In Dallas, Waiters would have a clear role as the primary scorer off the bench, which probably suits him best. Having less holes to fill in free agency might be a good thing for Dallas as well, especially considering how the last few offseasons have played out.
Losing Carter might take Mavs down a notch this season, but it would be the right gamble to make for the future. A lot of this depends on Dallas' evaluation thus far of Waiters, but also of rookie swingman Ricky Ledo.

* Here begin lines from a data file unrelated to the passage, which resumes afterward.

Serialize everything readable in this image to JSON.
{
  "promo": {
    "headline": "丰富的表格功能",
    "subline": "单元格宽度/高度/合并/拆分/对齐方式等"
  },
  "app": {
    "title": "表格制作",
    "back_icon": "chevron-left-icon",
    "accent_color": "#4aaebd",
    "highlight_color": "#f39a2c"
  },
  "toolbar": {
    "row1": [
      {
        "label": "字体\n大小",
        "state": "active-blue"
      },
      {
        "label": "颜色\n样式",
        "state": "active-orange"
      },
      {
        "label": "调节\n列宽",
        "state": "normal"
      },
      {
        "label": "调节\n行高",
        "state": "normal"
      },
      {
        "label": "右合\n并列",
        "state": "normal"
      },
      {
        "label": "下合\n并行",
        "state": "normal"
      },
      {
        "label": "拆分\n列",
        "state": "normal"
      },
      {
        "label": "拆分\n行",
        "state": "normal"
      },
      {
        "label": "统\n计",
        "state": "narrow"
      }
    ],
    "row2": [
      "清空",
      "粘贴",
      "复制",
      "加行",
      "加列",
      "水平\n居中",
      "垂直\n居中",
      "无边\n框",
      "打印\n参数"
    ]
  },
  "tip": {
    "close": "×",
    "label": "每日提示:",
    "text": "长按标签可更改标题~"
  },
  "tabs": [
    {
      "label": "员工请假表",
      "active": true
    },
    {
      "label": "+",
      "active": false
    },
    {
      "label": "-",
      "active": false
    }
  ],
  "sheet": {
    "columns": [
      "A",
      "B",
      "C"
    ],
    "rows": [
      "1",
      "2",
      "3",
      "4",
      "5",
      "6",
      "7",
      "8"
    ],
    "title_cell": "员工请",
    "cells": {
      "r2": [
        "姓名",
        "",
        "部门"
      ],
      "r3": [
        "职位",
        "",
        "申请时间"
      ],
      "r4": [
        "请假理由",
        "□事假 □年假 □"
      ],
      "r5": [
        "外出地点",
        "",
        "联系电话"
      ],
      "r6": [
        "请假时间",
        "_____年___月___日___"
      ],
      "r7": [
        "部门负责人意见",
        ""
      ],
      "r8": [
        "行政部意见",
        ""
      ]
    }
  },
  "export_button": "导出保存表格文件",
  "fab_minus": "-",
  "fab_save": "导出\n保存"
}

Why Cleveland Does It: If the situation with Waiters gets toxic, we could see a deal like this. Carter doesn't get enough credit for adapting his game over the years, but he's a very solid piece who could help provide the perimeter shooting the Cavs need next to Kyrie Irving.
While Carter would be just a rental, adding an intriguing prospect like Ledo would lessen some of the blow of giving up on Waiters. Ledo isn't all that dissimilar from Waiters when it comes to styles of play, but there wouldn't be pressure to play him right away like there has been with the former fourth overall pick in the draft.
The Cavaliers are pretty set in the frontcourt with different options at power forward, so trading Waiters for another young wing may prove difficult. Perhaps a veteran like Carter could help stabilize the locker room and prevent messes like this one from happening again.